Supplied data:
══════════════════════════════

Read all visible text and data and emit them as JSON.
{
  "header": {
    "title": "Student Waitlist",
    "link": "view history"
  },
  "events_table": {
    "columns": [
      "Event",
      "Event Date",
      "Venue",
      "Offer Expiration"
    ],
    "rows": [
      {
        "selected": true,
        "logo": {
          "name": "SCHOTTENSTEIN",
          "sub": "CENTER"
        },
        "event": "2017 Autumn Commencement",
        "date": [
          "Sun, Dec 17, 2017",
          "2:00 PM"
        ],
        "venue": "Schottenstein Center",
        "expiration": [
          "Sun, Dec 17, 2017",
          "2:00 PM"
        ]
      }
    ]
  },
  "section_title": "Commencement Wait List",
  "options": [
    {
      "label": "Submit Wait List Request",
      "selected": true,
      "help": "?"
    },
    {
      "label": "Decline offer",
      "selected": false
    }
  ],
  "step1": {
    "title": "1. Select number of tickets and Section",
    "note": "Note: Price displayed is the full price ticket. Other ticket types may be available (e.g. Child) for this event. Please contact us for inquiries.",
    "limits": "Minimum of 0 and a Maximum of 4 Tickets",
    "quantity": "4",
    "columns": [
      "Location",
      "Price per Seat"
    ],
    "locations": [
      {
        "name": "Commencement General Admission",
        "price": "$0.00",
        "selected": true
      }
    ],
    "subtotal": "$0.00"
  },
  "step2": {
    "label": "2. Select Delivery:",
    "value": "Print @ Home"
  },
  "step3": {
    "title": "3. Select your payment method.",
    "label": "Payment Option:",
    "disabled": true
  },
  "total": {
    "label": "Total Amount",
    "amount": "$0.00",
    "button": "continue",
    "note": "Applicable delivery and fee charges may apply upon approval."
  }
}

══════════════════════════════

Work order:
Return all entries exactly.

Response area:
Read all visible text and data and emit them as JSON.
{
  "header": {
    "title": "Student Waitlist",
    "link": "view history"
  },
  "events_table": {
    "columns": [
      "Event",
      "Event Date",
      "Venue",
      "Offer Expiration"
    ],
    "rows": [
      {
        "selected": true,
        "logo": {
          "name": "SCHOTTENSTEIN",
          "sub": "CENTER"
        },
        "event": "2017 Autumn Commencement",
        "date": [
          "Sun, Dec 17, 2017",
          "2:00 PM"
        ],
        "venue": "Schottenstein Center",
        "expiration": [
          "Sun, Dec 17, 2017",
          "2:00 PM"
        ]
      }
    ]
  },
  "section_title": "Commencement Wait List",
  "options": [
    {
      "label": "Submit Wait List Request",
      "selected": true,
      "help": "?"
    },
    {
      "label": "Decline offer",
      "selected": false
    }
  ],
  "step1": {
    "title": "1. Select number of tickets and Section",
    "note": "Note: Price displayed is the full price ticket. Other ticket types may be available (e.g. Child) for this event. Please contact us for inquiries.",
    "limits": "Minimum of 0 and a Maximum of 4 Tickets",
    "quantity": "4",
    "columns": [
      "Location",
      "Price per Seat"
    ],
    "locations": [
      {
        "name": "Commencement General Admission",
        "price": "$0.00",
        "selected": true
      }
    ],
    "subtotal": "$0.00"
  },
  "step2": {
    "label": "2. Select Delivery:",
    "value": "Print @ Home"
  },
  "step3": {
    "title": "3. Select your payment method.",
    "label": "Payment Option:",
    "disabled": true
  },
  "total": {
    "label": "Total Amount",
    "amount": "$0.00",
    "button": "continue",
    "note": "Applicable delivery and fee charges may apply upon approval."
  }
}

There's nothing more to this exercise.